# Task requirements:
Retype every line of the records exactly.

Records from a data collection:
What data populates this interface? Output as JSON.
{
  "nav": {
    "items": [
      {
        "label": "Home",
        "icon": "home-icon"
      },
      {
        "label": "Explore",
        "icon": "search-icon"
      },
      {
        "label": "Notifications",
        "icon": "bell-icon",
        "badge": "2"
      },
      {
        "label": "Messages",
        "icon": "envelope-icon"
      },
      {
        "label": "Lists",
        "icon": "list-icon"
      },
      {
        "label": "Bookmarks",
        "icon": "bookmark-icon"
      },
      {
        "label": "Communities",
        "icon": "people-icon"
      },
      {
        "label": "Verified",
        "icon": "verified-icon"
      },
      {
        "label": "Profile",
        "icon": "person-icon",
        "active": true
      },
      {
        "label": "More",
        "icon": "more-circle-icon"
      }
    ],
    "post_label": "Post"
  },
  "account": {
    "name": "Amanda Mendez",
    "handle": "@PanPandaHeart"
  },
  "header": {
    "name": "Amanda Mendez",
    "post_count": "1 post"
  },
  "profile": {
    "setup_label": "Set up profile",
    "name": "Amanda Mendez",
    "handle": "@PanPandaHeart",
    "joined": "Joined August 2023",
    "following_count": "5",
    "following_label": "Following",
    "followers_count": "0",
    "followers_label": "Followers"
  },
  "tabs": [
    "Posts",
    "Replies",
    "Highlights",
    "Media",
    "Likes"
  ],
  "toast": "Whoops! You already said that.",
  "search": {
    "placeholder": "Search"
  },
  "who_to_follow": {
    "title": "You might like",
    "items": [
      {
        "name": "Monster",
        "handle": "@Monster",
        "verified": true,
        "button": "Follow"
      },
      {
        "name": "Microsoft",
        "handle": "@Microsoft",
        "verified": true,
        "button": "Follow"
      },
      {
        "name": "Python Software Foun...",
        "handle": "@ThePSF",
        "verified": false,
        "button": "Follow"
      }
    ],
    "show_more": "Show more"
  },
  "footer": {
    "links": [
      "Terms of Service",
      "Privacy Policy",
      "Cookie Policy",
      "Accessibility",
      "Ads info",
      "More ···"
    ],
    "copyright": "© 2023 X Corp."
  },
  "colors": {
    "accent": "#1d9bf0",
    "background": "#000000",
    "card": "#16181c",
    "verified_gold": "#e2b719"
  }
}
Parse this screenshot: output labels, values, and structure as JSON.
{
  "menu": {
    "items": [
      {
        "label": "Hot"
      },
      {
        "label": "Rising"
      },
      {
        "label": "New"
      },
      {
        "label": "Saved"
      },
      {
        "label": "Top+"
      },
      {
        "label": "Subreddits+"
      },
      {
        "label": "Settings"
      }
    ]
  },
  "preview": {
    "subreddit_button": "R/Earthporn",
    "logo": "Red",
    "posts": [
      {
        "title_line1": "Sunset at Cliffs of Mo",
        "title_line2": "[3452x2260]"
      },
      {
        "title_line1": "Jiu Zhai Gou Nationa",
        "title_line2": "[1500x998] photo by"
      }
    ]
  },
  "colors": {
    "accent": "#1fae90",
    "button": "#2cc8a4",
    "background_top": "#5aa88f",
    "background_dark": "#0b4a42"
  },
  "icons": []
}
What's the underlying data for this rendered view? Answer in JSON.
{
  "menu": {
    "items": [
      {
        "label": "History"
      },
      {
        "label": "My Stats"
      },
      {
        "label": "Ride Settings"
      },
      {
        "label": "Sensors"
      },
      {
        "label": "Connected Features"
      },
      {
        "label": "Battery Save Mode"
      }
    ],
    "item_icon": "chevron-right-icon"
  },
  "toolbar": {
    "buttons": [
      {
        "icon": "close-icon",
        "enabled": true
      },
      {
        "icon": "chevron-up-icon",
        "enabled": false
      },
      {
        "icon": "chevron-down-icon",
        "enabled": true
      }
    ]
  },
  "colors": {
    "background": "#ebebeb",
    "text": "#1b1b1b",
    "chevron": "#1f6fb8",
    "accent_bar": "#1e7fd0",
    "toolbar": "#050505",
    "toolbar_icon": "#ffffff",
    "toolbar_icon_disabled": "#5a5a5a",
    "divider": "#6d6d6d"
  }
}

# Answer for the task:
What data populates this interface? Output as JSON.
{
  "nav": {
    "items": [
      {
        "label": "Home",
        "icon": "home-icon"
      },
      {
        "label": "Explore",
        "icon": "search-icon"
      },
      {
        "label": "Notifications",
        "icon": "bell-icon",
        "badge": "2"
      },
      {
        "label": "Messages",
        "icon": "envelope-icon"
      },
      {
        "label": "Lists",
        "icon": "list-icon"
      },
      {
        "label": "Bookmarks",
        "icon": "bookmark-icon"
      },
      {
        "label": "Communities",
        "icon": "people-icon"
      },
      {
        "label": "Verified",
        "icon": "verified-icon"
      },
      {
        "label": "Profile",
        "icon": "person-icon",
        "active": true
      },
      {
        "label": "More",
        "icon": "more-circle-icon"
      }
    ],
    "post_label": "Post"
  },
  "account": {
    "name": "Amanda Mendez",
    "handle": "@PanPandaHeart"
  },
  "header": {
    "name": "Amanda Mendez",
    "post_count": "1 post"
  },
  "profile": {
    "setup_label": "Set up profile",
    "name": "Amanda Mendez",
    "handle": "@PanPandaHeart",
    "joined": "Joined August 2023",
    "following_count": "5",
    "following_label": "Following",
    "followers_count": "0",
    "followers_label": "Followers"
  },
  "tabs": [
    "Posts",
    "Replies",
    "Highlights",
    "Media",
    "Likes"
  ],
  "toast": "Whoops! You already said that.",
  "search": {
    "placeholder": "Search"
  },
  "who_to_follow": {
    "title": "You might like",
    "items": [
      {
        "name": "Monster",
        "handle": "@Monster",
        "verified": true,
        "button": "Follow"
      },
      {
        "name": "Microsoft",
        "handle": "@Microsoft",
        "verified": true,
        "button": "Follow"
      },
      {
        "name": "Python Software Foun...",
        "handle": "@ThePSF",
        "verified": false,
        "button": "Follow"
      }
    ],
    "show_more": "Show more"
  },
  "footer": {
    "links": [
      "Terms of Service",
      "Privacy Policy",
      "Cookie Policy",
      "Accessibility",
      "Ads info",
      "More ···"
    ],
    "copyright": "© 2023 X Corp."
  },
  "colors": {
    "accent": "#1d9bf0",
    "background": "#000000",
    "card": "#16181c",
    "verified_gold": "#e2b719"
  }
}
Parse this screenshot: output labels, values, and structure as JSON.
{
  "menu": {
    "items": [
      {
        "label": "Hot"
      },
      {
        "label": "Rising"
      },
      {
        "label": "New"
      },
      {
        "label": "Saved"
      },
      {
        "label": "Top+"
      },
      {
        "label": "Subreddits+"
      },
      {
        "label": "Settings"
      }
    ]
  },
  "preview": {
    "subreddit_button": "R/Earthporn",
    "logo": "Red",
    "posts": [
      {
        "title_line1": "Sunset at Cliffs of Mo",
        "title_line2": "[3452x2260]"
      },
      {
        "title_line1": "Jiu Zhai Gou Nationa",
        "title_line2": "[1500x998] photo by"
      }
    ]
  },
  "colors": {
    "accent": "#1fae90",
    "button": "#2cc8a4",
    "background_top": "#5aa88f",
    "background_dark": "#0b4a42"
  },
  "icons": []
}
What's the underlying data for this rendered view? Answer in JSON.
{
  "menu": {
    "items": [
      {
        "label": "History"
      },
      {
        "label": "My Stats"
      },
      {
        "label": "Ride Settings"
      },
      {
        "label": "Sensors"
      },
      {
        "label": "Connected Features"
      },
      {
        "label": "Battery Save Mode"
      }
    ],
    "item_icon": "chevron-right-icon"
  },
  "toolbar": {
    "buttons": [
      {
        "icon": "close-icon",
        "enabled": true
      },
      {
        "icon": "chevron-up-icon",
        "enabled": false
      },
      {
        "icon": "chevron-down-icon",
        "enabled": true
      }
    ]
  },
  "colors": {
    "background": "#ebebeb",
    "text": "#1b1b1b",
    "chevron": "#1f6fb8",
    "accent_bar": "#1e7fd0",
    "toolbar": "#050505",
    "toolbar_icon": "#ffffff",
    "toolbar_icon_disabled": "#5a5a5a",
    "divider": "#6d6d6d"
  }
}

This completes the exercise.